- **Action item**:
From the entries provided below, copy each line that contains the word "adapters".

- **Information given**:
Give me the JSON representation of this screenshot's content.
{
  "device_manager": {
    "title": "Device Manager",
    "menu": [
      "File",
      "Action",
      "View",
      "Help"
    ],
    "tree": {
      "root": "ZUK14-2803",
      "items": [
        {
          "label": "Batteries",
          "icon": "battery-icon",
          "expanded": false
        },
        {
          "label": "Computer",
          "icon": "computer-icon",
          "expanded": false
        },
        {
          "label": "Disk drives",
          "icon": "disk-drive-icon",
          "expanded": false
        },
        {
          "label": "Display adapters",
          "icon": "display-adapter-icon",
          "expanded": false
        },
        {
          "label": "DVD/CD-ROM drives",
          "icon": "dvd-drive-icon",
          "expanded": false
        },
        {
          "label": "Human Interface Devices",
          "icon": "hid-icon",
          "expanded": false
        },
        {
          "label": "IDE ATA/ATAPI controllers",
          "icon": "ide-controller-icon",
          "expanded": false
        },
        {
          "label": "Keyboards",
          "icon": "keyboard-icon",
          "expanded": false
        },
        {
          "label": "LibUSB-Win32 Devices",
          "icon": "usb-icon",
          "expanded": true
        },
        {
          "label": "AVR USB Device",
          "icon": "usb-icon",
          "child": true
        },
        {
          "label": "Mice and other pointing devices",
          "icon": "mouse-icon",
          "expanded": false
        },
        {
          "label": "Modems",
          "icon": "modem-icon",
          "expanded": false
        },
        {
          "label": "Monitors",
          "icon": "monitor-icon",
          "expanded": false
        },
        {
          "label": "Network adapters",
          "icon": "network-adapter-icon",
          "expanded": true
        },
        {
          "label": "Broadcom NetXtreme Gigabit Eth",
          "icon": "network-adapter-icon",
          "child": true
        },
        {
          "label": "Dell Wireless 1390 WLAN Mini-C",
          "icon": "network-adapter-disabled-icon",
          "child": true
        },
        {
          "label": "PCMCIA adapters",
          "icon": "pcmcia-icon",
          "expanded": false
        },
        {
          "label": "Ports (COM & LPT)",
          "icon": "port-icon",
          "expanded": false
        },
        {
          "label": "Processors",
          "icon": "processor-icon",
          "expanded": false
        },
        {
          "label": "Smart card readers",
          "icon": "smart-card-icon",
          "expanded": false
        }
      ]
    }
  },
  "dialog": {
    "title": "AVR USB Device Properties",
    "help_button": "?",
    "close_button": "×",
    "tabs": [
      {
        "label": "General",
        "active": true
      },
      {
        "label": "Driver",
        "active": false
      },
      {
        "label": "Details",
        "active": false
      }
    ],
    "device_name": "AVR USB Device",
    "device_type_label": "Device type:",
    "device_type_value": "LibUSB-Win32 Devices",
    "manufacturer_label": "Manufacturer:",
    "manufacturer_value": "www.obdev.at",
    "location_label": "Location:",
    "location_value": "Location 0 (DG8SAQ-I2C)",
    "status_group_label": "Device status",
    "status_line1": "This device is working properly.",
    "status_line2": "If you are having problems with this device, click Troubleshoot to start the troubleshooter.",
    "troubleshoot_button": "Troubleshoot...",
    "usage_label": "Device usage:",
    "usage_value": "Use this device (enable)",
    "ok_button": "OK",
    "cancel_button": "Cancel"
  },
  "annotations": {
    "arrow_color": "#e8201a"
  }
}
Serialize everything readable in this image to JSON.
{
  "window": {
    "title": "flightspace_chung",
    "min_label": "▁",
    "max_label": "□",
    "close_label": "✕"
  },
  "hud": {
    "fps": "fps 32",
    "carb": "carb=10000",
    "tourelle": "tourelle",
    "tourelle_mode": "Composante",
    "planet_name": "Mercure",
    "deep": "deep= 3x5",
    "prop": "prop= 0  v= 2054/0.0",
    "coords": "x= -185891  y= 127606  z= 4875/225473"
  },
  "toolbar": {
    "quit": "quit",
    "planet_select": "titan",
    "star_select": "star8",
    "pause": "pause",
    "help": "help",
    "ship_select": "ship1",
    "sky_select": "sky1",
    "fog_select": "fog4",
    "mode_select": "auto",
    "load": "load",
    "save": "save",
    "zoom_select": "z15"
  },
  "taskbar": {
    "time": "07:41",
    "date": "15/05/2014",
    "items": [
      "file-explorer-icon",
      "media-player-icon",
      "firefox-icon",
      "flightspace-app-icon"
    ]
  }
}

- **Task result**:
          "label": "Display adapters",
          "label": "Network adapters",
          "label": "PCMCIA adapters",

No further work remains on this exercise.